Sen. Jeanne ShaheenCynthia (Jeanne) Jeanne ShaheenTop Democrat calls Trump's Afghan drawdown 'the right policy decision' as others warn of 'mistake' Overnight Defense: How members of the Armed Services committees fared in Tuesday's elections | Military ballots among those uncounted in too-close-to-call presidential race | Ninth US service member killed by COVID-19 Biden wins New Hampshire MORE (N.H.): Shaheen, who voted for the December bill, said she would vote against the new short-term bill, calling it “no way to run a government.”

Sen. Tina Smith (Minn.): Smith, who joined the Senate last month, said Thursday she would vote against the short-term bill.

Sen. Debbie Stabenow (Mich.): Stabenow, a member of Democratic leadership who is up for reelection in a state won by Trump, will vote against the bill, according to the Detroit Free Press. She backed the December bill.

Sen. Jon Tester (Mont.): Tester, who is up for reelection in a state won by Trump, wrote on Medium that "the short-term — take-it-or-leave-it — budget bill before Congress right now is a disgrace. ... It’s a failure of leadership and I’m here today to say, no more.
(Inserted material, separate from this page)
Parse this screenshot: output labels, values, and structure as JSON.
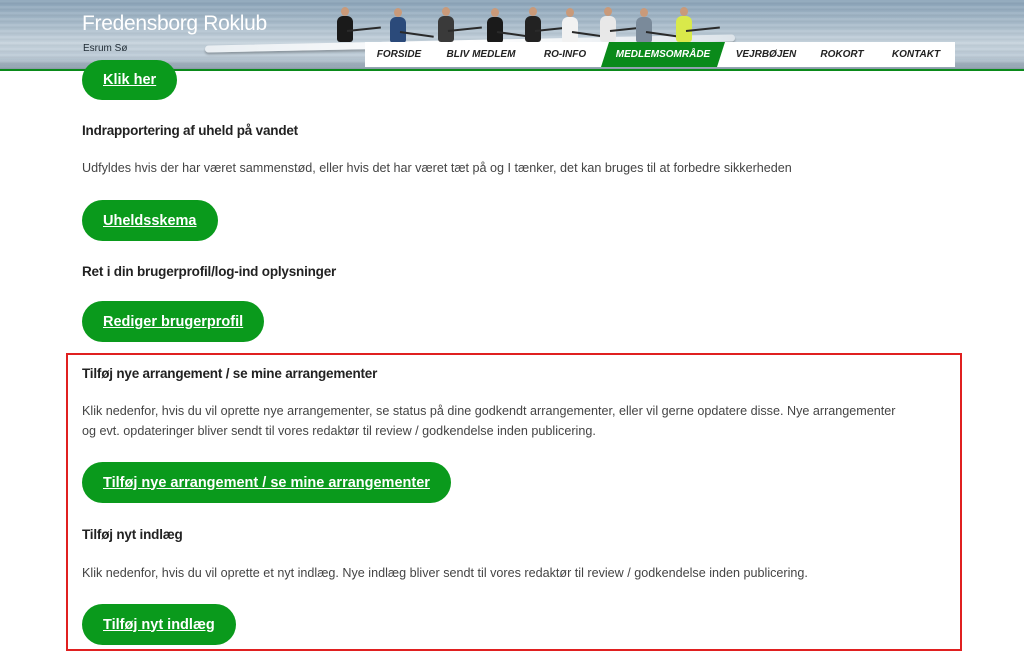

Not on my watch." 

Sen. Chris Van HollenChristopher (Chris) Van HollenOn The Money: COVID-19 relief picks up steam as McConnell, Pelosi hold talks | Slowing job growth raises fears of double-dip recession | Biden officially announces Brian Deese as top economic adviser GOP blocks effort to make payroll tax deferral optional for federal workers Democratic senators unveil bill to ban discrimination in financial services industry MORE (Md.): Van Hollen, the chairman of the Senate Democratic campaign arm, opposed last month’s bill.

Sen. Tom UdallThomas (Tom) Stewart UdallHispanic caucus unhappy with transition team treatment of Lujan Grisham Progressives urge Haaland for Interior as short list grows Senate committee approves nominations of three FEC commissioners MORE (N.M.): Udall said in a statement that “President Trump and the Republicans have a choice: They can either come to the table and negotiate in good faith on a responsible funding agreement and protection for DREAMers — or they can cause a government shutdown.”

Sen. Elizabeth WarrenElizabeth WarrenSchwarzenegger says he would 'absolutely' help Biden administration Disney chair says he would consider job in Biden administration if asked Despite veto threat, Congress presses ahead on defense bill MORE (Mass.): The liberal favorite and possible presidential candidate in 2020 opposed last month’s bill.

Sen. Sheldon WhitehouseSheldon WhitehouseCriminal justice groups offer support for Durbin amid fight for Judiciary spot The Hill's Morning Report - Presented by the UAE Embassy in Washington, DC - COVID-19 fears surround Thanksgiving holiday Feinstein departure from top post sets stage for Judiciary fight MORE (R.I.): Whitehouse opposed last month’s bill.

Sen. Mark Warner (Va.): Along with fellow Virginia Democratic Sen. Tim Kaine, Warner said Thursday he would oppose the House GOP bill.

Sen. Ron WydenRonald (Ron) Lee WydenHillicon Valley: Government used Patriot Act to gather website visitor logs in 2019 | Defense bill leaves out Section 230 repeal, includes White House cyber czar position | Officials warn hackers are targeting vaccine supply chain Government used Patriot Act to gather website visitor logs in 2019 Despite veto threat, Congress presses ahead on defense bill MORE (Ore.): Wyden said that he will “vote NO on a spending bill that fails to protect children at every turn and does not permanently protect Dreamers in Oregon and across the country.”